Busyness. It's even strange to spell. It reminds me of a quote I heard once. "Life is like a box of chocolates..." I'll let you finish it with your favorite words of wisdom. So many choices that fit depending on the situation. Life is funny like that.

I guess I wouldn't really want things any differently. I have a wonderful wife, wonderful kids, a wonderful job. Satisfaction and contentment have turned from being goals to strive for to more of a lifestyle. Instead of continually searching for something that I could never obtain, I simply found it right beneath my nose the entire time. I remember thinking, "I can't get no...satisfaction." What is satisfaction really? Don't people talk about satisfaction in terms of what they don't have? Or what they wish they had?

So here I am. Satisfied that God has provided exactly what He had in mind to begin with. But not satisfied enough to stop trying to figure out what He has in store next.

Life is funny like that...and I wouldn't have it any other way.

Tuesday, September 06, 2005

Back in the Saddle

The holiday weekend is now complete, and I must say, for the first time in months, I feel much more relaxed. I don't know if it was the extra "day" to hang with the family, or the weather, or what, but I am ready for the next holiday break.

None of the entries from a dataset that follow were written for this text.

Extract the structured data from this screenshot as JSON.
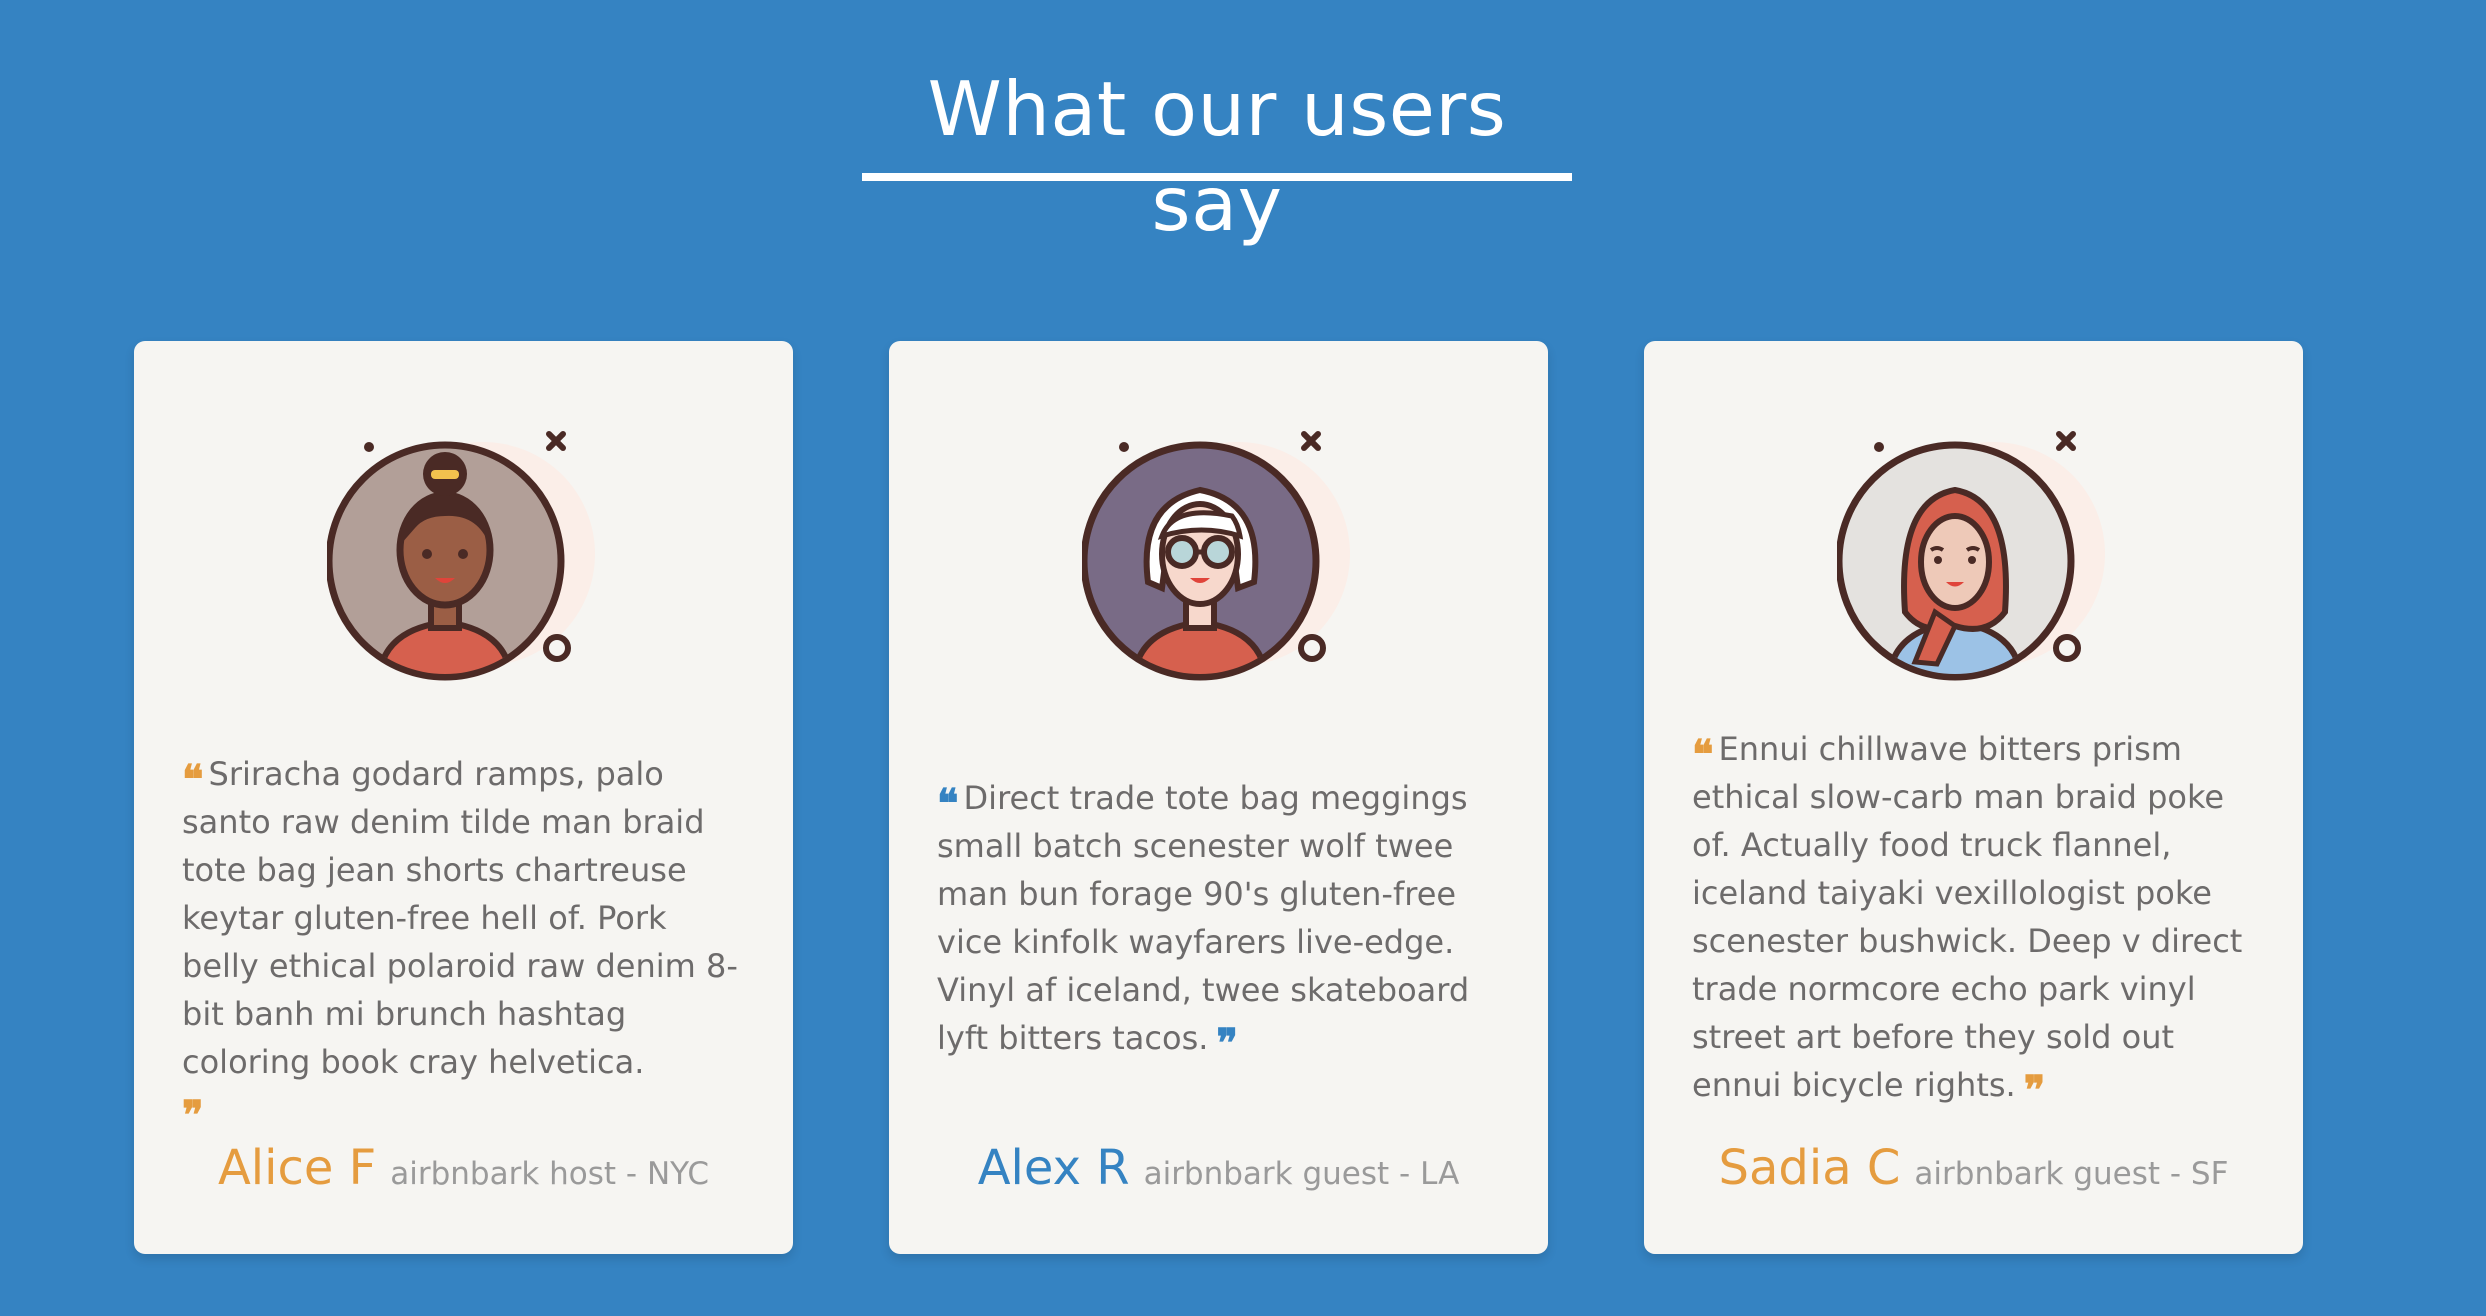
{
  "section": {
    "heading": "What our users say"
  },
  "colors": {
    "background": "#3583c2",
    "card": "#f6f5f2",
    "accent_orange": "#e59c3f",
    "accent_blue": "#3583c2",
    "quote_text": "#6d6b6b",
    "role_text": "#9a9a9a"
  },
  "testimonials": [
    {
      "avatar_icon": "woman-with-bun-avatar-icon",
      "quote": "Sriracha godard ramps, palo santo raw denim tilde man braid tote bag jean shorts chartreuse keytar gluten-free hell of. Pork belly ethical polaroid raw denim 8-bit banh mi brunch hashtag coloring book cray helvetica.",
      "open_mark": "❝",
      "close_mark": "❞",
      "name": "Alice F",
      "role": "airbnbark host - NYC"
    },
    {
      "avatar_icon": "white-haired-person-glasses-avatar-icon",
      "quote": "Direct trade tote bag meggings small batch scenester wolf twee man bun forage 90's gluten-free vice kinfolk wayfarers live-edge. Vinyl af iceland, twee skateboard lyft bitters tacos.",
      "open_mark": "❝",
      "close_mark": "❞",
      "name": "Alex R",
      "role": "airbnbark guest - LA"
    },
    {
      "avatar_icon": "woman-in-hijab-avatar-icon",
      "quote": "Ennui chillwave bitters prism ethical slow-carb man braid poke of. Actually food truck flannel, iceland taiyaki vexillologist poke scenester bushwick. Deep v direct trade normcore echo park vinyl street art before they sold out ennui bicycle rights.",
      "open_mark": "❝",
      "close_mark": "❞",
      "name": "Sadia C",
      "role": "airbnbark guest - SF"
    }
  ]
}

Lots to say and many topics to discuss, so stay tuned and hold on to your horses...I'm back in the saddle again.